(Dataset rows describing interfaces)
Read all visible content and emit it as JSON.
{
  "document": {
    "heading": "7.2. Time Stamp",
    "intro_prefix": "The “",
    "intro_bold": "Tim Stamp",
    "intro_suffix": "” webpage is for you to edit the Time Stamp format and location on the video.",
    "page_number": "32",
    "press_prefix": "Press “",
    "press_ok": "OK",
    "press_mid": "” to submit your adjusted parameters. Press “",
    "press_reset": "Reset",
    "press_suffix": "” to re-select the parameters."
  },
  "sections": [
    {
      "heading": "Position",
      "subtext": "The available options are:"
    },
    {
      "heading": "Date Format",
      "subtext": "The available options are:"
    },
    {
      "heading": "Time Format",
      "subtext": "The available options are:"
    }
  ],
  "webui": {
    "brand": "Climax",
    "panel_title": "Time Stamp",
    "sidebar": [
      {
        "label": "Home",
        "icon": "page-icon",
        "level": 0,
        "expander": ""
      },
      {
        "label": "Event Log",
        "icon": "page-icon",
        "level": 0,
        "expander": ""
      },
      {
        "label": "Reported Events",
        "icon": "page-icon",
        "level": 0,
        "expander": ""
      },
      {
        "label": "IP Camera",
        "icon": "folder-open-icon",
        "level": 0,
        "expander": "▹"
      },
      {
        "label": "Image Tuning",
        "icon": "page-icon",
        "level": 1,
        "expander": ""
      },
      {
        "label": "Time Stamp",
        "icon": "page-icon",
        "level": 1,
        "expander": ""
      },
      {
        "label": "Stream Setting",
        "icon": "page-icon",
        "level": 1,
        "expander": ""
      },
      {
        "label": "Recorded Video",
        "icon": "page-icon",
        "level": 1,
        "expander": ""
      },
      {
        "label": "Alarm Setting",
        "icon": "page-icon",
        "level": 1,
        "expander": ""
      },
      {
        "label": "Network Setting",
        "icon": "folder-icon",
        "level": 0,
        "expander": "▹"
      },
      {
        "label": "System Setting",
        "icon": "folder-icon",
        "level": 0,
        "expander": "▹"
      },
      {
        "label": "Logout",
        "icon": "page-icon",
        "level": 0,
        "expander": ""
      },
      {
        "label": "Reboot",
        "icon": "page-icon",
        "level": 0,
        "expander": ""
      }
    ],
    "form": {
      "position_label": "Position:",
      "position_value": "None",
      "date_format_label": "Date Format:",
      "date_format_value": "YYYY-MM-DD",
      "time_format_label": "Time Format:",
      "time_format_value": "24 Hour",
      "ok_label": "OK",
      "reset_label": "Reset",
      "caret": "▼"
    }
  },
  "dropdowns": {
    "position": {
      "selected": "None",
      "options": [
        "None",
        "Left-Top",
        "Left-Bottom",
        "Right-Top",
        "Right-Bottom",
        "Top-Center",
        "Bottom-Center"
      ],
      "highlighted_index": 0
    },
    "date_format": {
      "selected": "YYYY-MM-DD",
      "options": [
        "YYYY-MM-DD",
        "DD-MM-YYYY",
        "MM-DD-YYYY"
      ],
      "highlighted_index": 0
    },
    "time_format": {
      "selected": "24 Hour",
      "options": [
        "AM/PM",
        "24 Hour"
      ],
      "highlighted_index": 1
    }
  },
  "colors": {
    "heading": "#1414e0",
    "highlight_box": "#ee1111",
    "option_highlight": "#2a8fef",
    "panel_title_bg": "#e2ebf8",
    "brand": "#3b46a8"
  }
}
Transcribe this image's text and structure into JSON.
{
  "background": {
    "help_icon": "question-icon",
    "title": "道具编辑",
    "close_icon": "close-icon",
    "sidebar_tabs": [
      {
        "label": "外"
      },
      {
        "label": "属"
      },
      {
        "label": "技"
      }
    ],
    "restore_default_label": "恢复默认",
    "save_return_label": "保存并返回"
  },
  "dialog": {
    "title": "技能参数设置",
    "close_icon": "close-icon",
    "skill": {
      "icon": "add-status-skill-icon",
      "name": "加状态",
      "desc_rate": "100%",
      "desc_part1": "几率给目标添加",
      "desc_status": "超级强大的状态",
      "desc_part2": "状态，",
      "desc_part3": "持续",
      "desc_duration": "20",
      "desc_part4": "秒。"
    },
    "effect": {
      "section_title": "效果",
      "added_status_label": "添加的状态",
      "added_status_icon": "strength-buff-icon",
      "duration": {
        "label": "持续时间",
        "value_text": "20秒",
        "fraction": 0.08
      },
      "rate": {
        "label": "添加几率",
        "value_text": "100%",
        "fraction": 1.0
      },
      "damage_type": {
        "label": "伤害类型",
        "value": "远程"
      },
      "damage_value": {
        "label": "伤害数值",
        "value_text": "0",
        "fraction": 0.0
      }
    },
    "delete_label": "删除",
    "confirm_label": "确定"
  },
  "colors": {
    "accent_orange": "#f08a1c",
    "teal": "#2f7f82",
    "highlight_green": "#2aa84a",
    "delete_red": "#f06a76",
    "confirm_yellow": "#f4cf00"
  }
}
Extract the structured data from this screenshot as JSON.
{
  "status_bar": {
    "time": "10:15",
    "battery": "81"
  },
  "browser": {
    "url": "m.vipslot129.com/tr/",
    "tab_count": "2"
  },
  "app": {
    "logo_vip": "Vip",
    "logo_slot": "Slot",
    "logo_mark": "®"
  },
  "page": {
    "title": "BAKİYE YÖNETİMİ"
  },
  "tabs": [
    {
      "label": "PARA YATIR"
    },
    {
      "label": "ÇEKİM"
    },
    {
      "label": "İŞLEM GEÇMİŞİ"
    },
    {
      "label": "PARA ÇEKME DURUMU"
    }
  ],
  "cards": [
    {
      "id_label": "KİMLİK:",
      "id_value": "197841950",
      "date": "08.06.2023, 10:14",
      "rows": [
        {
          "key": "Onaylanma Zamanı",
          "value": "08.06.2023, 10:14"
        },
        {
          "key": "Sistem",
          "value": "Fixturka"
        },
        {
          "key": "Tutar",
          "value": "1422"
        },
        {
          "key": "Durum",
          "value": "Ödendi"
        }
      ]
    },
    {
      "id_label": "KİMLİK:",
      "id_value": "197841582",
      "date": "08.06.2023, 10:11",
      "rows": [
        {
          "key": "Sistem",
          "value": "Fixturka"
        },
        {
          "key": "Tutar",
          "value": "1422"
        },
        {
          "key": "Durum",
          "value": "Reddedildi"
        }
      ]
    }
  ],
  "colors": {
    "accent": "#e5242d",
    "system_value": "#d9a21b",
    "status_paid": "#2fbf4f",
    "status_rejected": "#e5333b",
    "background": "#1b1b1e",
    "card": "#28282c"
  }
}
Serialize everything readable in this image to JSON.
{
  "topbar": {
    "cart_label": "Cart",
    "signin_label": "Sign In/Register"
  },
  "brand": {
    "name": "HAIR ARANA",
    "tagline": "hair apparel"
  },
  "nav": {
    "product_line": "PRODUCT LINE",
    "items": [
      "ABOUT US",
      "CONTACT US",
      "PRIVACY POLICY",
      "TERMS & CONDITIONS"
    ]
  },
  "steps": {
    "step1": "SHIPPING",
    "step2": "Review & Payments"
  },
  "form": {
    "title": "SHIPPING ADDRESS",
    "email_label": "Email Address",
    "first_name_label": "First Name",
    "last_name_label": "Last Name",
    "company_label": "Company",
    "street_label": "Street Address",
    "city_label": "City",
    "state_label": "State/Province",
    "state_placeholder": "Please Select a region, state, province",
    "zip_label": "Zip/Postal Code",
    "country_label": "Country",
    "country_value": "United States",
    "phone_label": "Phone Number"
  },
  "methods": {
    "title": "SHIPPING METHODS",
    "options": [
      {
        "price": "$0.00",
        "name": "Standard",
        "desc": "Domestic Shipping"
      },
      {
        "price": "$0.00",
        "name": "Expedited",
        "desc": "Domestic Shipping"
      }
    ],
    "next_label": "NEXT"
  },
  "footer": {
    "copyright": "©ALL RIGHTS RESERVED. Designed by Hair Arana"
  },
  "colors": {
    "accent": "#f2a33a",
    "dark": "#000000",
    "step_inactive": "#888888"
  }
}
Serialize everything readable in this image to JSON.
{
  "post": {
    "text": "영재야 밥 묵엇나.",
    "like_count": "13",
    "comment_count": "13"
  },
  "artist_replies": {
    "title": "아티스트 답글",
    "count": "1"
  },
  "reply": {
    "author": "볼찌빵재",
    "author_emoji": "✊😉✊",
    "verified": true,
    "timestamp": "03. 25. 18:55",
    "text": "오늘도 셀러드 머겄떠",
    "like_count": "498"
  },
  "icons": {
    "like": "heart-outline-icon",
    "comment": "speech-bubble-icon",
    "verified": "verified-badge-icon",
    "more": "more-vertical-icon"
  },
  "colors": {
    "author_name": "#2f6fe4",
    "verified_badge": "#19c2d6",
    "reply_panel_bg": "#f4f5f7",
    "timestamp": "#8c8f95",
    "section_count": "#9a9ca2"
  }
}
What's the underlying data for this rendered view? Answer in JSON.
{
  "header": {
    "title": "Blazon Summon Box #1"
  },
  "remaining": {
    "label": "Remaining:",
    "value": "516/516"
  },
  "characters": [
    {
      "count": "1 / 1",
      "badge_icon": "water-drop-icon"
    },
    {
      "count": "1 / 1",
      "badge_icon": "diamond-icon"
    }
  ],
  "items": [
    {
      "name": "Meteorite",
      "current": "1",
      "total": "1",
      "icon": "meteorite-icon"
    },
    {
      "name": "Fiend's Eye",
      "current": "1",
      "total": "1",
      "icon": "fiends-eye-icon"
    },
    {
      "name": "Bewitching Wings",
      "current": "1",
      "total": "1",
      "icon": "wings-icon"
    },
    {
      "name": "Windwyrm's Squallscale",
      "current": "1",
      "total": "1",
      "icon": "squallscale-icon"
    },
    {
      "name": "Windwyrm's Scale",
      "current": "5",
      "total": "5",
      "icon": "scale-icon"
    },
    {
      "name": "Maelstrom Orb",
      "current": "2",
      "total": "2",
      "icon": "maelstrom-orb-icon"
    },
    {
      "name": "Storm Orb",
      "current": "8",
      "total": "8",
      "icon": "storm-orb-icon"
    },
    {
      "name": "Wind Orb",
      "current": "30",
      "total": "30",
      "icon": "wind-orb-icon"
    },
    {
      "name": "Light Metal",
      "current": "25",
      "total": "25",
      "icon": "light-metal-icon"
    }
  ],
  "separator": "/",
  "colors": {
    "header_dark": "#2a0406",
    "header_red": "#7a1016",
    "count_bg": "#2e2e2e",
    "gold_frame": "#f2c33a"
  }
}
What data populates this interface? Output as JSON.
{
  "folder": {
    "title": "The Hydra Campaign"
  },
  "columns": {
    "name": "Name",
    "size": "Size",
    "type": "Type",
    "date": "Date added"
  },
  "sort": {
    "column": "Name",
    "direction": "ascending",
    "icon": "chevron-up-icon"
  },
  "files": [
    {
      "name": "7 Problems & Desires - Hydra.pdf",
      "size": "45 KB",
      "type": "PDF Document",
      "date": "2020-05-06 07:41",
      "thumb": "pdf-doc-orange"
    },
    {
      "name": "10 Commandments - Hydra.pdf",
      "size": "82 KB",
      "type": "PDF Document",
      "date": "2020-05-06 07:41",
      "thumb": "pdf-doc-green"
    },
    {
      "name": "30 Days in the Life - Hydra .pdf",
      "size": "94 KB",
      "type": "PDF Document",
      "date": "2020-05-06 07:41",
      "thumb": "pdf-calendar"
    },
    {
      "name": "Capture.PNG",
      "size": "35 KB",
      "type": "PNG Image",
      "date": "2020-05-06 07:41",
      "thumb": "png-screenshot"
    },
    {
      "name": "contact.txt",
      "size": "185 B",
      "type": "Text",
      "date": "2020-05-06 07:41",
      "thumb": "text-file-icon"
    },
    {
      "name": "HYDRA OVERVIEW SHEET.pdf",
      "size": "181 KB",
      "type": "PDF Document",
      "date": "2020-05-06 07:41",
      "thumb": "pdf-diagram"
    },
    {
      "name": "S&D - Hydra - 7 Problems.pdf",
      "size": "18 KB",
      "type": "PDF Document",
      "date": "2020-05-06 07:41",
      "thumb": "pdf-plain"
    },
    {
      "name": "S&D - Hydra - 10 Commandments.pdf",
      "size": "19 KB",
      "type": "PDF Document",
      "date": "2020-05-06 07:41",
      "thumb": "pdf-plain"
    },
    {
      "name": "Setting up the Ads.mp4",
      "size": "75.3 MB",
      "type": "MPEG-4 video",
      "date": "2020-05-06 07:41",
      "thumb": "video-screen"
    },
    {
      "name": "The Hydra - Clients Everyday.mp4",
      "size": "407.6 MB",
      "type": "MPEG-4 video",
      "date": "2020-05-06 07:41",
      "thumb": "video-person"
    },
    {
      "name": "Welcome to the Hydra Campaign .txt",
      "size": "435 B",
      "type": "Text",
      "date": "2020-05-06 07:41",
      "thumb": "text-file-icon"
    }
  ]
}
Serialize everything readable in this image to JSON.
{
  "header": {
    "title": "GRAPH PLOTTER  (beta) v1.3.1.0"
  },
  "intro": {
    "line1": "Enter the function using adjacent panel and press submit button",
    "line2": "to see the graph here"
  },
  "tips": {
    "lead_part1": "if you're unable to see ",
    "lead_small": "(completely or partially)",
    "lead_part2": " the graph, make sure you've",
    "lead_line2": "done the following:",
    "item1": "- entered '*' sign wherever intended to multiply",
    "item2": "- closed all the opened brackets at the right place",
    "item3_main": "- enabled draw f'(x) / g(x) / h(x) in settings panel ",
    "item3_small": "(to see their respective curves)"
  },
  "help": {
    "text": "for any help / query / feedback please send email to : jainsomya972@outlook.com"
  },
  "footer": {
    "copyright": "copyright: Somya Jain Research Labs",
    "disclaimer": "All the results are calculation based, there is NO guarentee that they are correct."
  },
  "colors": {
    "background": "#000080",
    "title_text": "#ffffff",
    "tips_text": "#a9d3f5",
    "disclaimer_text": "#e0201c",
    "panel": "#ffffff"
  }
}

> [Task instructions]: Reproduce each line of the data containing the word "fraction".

> [Problem solution]:
        "fraction": 0.08
        "fraction": 1.0
        "fraction": 0.0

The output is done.